## Your goal
The whole listing that follows, pictures excepted, should be printed again exactly as given.

━━━━━━━━━━━━━━━━━━━━━━━━━━━━━━

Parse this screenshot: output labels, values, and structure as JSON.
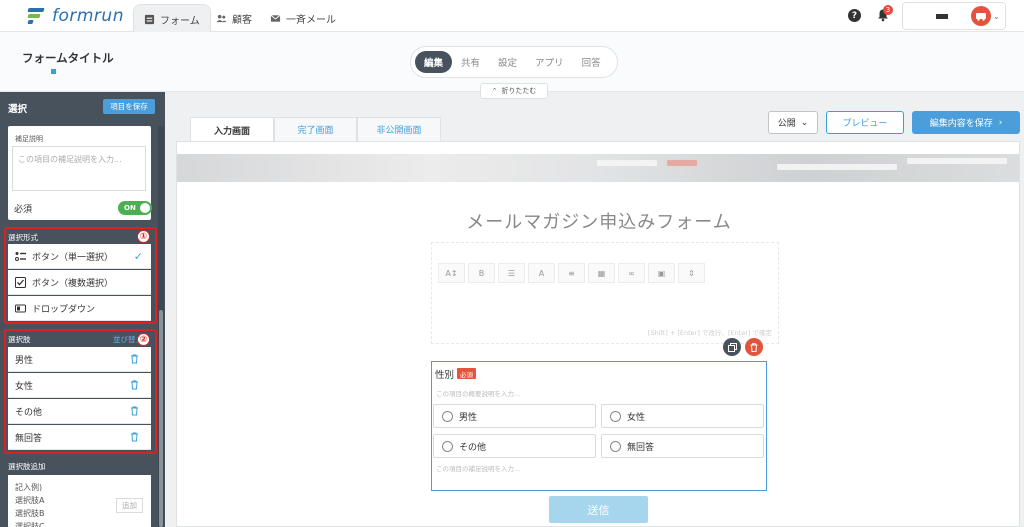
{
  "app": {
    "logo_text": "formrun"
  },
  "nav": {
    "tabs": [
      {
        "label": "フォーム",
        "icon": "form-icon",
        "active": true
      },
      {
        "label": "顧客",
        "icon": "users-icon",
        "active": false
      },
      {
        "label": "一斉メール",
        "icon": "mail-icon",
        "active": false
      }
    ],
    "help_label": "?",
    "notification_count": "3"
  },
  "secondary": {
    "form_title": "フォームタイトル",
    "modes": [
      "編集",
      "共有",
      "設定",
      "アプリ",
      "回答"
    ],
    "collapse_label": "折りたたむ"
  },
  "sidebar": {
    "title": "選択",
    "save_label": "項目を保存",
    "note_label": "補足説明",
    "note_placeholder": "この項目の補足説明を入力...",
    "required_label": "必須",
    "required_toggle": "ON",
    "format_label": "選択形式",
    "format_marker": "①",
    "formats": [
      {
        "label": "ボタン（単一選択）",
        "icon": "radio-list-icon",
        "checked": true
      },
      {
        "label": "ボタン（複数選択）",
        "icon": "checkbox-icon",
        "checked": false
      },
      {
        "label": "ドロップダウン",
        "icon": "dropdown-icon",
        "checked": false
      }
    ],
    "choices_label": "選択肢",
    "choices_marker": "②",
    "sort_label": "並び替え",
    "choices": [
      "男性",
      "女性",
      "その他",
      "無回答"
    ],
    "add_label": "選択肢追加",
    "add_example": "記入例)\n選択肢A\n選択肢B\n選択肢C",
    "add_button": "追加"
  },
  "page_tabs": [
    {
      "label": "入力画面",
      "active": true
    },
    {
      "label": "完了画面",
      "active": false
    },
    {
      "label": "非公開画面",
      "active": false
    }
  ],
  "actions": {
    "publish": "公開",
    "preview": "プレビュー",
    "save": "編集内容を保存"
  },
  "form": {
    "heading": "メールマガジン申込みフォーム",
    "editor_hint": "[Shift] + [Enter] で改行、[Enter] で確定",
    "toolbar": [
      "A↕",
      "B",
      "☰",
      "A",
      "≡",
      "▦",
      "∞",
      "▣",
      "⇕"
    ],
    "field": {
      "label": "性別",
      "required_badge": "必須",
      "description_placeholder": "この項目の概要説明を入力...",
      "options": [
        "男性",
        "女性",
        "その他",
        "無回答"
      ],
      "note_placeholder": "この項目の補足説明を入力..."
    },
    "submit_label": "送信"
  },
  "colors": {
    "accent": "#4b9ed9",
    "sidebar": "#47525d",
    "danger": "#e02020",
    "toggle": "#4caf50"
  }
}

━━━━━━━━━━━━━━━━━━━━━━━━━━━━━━

## Task result
Parse this screenshot: output labels, values, and structure as JSON.
{
  "app": {
    "logo_text": "formrun"
  },
  "nav": {
    "tabs": [
      {
        "label": "フォーム",
        "icon": "form-icon",
        "active": true
      },
      {
        "label": "顧客",
        "icon": "users-icon",
        "active": false
      },
      {
        "label": "一斉メール",
        "icon": "mail-icon",
        "active": false
      }
    ],
    "help_label": "?",
    "notification_count": "3"
  },
  "secondary": {
    "form_title": "フォームタイトル",
    "modes": [
      "編集",
      "共有",
      "設定",
      "アプリ",
      "回答"
    ],
    "collapse_label": "折りたたむ"
  },
  "sidebar": {
    "title": "選択",
    "save_label": "項目を保存",
    "note_label": "補足説明",
    "note_placeholder": "この項目の補足説明を入力...",
    "required_label": "必須",
    "required_toggle": "ON",
    "format_label": "選択形式",
    "format_marker": "①",
    "formats": [
      {
        "label": "ボタン（単一選択）",
        "icon": "radio-list-icon",
        "checked": true
      },
      {
        "label": "ボタン（複数選択）",
        "icon": "checkbox-icon",
        "checked": false
      },
      {
        "label": "ドロップダウン",
        "icon": "dropdown-icon",
        "checked": false
      }
    ],
    "choices_label": "選択肢",
    "choices_marker": "②",
    "sort_label": "並び替え",
    "choices": [
      "男性",
      "女性",
      "その他",
      "無回答"
    ],
    "add_label": "選択肢追加",
    "add_example": "記入例)\n選択肢A\n選択肢B\n選択肢C",
    "add_button": "追加"
  },
  "page_tabs": [
    {
      "label": "入力画面",
      "active": true
    },
    {
      "label": "完了画面",
      "active": false
    },
    {
      "label": "非公開画面",
      "active": false
    }
  ],
  "actions": {
    "publish": "公開",
    "preview": "プレビュー",
    "save": "編集内容を保存"
  },
  "form": {
    "heading": "メールマガジン申込みフォーム",
    "editor_hint": "[Shift] + [Enter] で改行、[Enter] で確定",
    "toolbar": [
      "A↕",
      "B",
      "☰",
      "A",
      "≡",
      "▦",
      "∞",
      "▣",
      "⇕"
    ],
    "field": {
      "label": "性別",
      "required_badge": "必須",
      "description_placeholder": "この項目の概要説明を入力...",
      "options": [
        "男性",
        "女性",
        "その他",
        "無回答"
      ],
      "note_placeholder": "この項目の補足説明を入力..."
    },
    "submit_label": "送信"
  },
  "colors": {
    "accent": "#4b9ed9",
    "sidebar": "#47525d",
    "danger": "#e02020",
    "toggle": "#4caf50"
  }
}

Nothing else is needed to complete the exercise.